* WHAT YOU NEED TO DO *
Output all of the data below exactly as given.
== DATA IN THIS EXERCISE ==
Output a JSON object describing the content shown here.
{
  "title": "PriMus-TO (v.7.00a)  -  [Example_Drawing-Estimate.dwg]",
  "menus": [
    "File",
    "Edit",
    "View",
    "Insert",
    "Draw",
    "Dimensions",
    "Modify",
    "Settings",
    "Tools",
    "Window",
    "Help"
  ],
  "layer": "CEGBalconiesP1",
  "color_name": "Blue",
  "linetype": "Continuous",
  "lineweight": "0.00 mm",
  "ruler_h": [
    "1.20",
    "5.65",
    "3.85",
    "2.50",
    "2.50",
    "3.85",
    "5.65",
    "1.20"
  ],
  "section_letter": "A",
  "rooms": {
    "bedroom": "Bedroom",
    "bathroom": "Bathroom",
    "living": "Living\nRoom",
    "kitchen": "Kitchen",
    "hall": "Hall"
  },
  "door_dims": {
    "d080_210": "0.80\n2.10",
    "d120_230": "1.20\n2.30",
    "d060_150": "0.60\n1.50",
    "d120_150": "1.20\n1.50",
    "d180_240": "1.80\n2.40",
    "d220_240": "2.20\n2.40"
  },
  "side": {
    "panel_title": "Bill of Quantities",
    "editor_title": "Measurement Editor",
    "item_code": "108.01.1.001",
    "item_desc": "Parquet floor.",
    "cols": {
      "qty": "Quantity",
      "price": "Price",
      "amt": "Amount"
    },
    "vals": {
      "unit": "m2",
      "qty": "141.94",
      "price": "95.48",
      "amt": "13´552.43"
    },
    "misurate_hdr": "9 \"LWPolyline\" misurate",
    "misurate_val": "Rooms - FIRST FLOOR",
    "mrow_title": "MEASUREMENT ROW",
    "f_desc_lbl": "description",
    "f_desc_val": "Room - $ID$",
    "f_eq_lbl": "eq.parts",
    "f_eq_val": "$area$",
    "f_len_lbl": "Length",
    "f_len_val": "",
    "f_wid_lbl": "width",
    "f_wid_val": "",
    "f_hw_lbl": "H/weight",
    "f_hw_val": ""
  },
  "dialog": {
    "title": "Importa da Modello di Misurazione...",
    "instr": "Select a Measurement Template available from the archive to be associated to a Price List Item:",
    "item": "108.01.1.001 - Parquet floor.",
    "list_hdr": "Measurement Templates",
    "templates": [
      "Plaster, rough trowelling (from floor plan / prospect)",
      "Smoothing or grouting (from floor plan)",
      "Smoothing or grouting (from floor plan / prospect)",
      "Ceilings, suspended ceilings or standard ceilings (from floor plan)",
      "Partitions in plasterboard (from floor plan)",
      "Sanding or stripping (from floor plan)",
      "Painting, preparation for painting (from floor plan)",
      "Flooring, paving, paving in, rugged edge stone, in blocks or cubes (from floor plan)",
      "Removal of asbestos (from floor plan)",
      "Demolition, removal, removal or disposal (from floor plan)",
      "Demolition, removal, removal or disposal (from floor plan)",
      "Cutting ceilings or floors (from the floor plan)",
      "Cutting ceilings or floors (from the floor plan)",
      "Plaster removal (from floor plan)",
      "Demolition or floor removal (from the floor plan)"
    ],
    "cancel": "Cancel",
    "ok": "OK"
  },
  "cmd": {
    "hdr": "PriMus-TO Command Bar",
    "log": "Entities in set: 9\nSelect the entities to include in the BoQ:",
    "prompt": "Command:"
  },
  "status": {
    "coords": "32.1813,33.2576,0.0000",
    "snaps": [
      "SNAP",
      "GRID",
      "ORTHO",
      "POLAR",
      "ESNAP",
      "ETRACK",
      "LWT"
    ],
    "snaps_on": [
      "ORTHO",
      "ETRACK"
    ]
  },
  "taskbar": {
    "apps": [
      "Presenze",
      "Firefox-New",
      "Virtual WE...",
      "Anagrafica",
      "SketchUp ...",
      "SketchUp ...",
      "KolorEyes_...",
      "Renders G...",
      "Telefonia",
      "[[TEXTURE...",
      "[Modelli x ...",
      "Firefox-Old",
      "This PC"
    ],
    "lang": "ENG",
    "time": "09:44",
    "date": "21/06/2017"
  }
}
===
* REPLY TO THE EXERCISE *
Output a JSON object describing the content shown here.
{
  "title": "PriMus-TO (v.7.00a)  -  [Example_Drawing-Estimate.dwg]",
  "menus": [
    "File",
    "Edit",
    "View",
    "Insert",
    "Draw",
    "Dimensions",
    "Modify",
    "Settings",
    "Tools",
    "Window",
    "Help"
  ],
  "layer": "CEGBalconiesP1",
  "color_name": "Blue",
  "linetype": "Continuous",
  "lineweight": "0.00 mm",
  "ruler_h": [
    "1.20",
    "5.65",
    "3.85",
    "2.50",
    "2.50",
    "3.85",
    "5.65",
    "1.20"
  ],
  "section_letter": "A",
  "rooms": {
    "bedroom": "Bedroom",
    "bathroom": "Bathroom",
    "living": "Living\nRoom",
    "kitchen": "Kitchen",
    "hall": "Hall"
  },
  "door_dims": {
    "d080_210": "0.80\n2.10",
    "d120_230": "1.20\n2.30",
    "d060_150": "0.60\n1.50",
    "d120_150": "1.20\n1.50",
    "d180_240": "1.80\n2.40",
    "d220_240": "2.20\n2.40"
  },
  "side": {
    "panel_title": "Bill of Quantities",
    "editor_title": "Measurement Editor",
    "item_code": "108.01.1.001",
    "item_desc": "Parquet floor.",
    "cols": {
      "qty": "Quantity",
      "price": "Price",
      "amt": "Amount"
    },
    "vals": {
      "unit": "m2",
      "qty": "141.94",
      "price": "95.48",
      "amt": "13´552.43"
    },
    "misurate_hdr": "9 \"LWPolyline\" misurate",
    "misurate_val": "Rooms - FIRST FLOOR",
    "mrow_title": "MEASUREMENT ROW",
    "f_desc_lbl": "description",
    "f_desc_val": "Room - $ID$",
    "f_eq_lbl": "eq.parts",
    "f_eq_val": "$area$",
    "f_len_lbl": "Length",
    "f_len_val": "",
    "f_wid_lbl": "width",
    "f_wid_val": "",
    "f_hw_lbl": "H/weight",
    "f_hw_val": ""
  },
  "dialog": {
    "title": "Importa da Modello di Misurazione...",
    "instr": "Select a Measurement Template available from the archive to be associated to a Price List Item:",
    "item": "108.01.1.001 - Parquet floor.",
    "list_hdr": "Measurement Templates",
    "templates": [
      "Plaster, rough trowelling (from floor plan / prospect)",
      "Smoothing or grouting (from floor plan)",
      "Smoothing or grouting (from floor plan / prospect)",
      "Ceilings, suspended ceilings or standard ceilings (from floor plan)",
      "Partitions in plasterboard (from floor plan)",
      "Sanding or stripping (from floor plan)",
      "Painting, preparation for painting (from floor plan)",
      "Flooring, paving, paving in, rugged edge stone, in blocks or cubes (from floor plan)",
      "Removal of asbestos (from floor plan)",
      "Demolition, removal, removal or disposal (from floor plan)",
      "Demolition, removal, removal or disposal (from floor plan)",
      "Cutting ceilings or floors (from the floor plan)",
      "Cutting ceilings or floors (from the floor plan)",
      "Plaster removal (from floor plan)",
      "Demolition or floor removal (from the floor plan)"
    ],
    "cancel": "Cancel",
    "ok": "OK"
  },
  "cmd": {
    "hdr": "PriMus-TO Command Bar",
    "log": "Entities in set: 9\nSelect the entities to include in the BoQ:",
    "prompt": "Command:"
  },
  "status": {
    "coords": "32.1813,33.2576,0.0000",
    "snaps": [
      "SNAP",
      "GRID",
      "ORTHO",
      "POLAR",
      "ESNAP",
      "ETRACK",
      "LWT"
    ],
    "snaps_on": [
      "ORTHO",
      "ETRACK"
    ]
  },
  "taskbar": {
    "apps": [
      "Presenze",
      "Firefox-New",
      "Virtual WE...",
      "Anagrafica",
      "SketchUp ...",
      "SketchUp ...",
      "KolorEyes_...",
      "Renders G...",
      "Telefonia",
      "[[TEXTURE...",
      "[Modelli x ...",
      "Firefox-Old",
      "This PC"
    ],
    "lang": "ENG",
    "time": "09:44",
    "date": "21/06/2017"
  }
}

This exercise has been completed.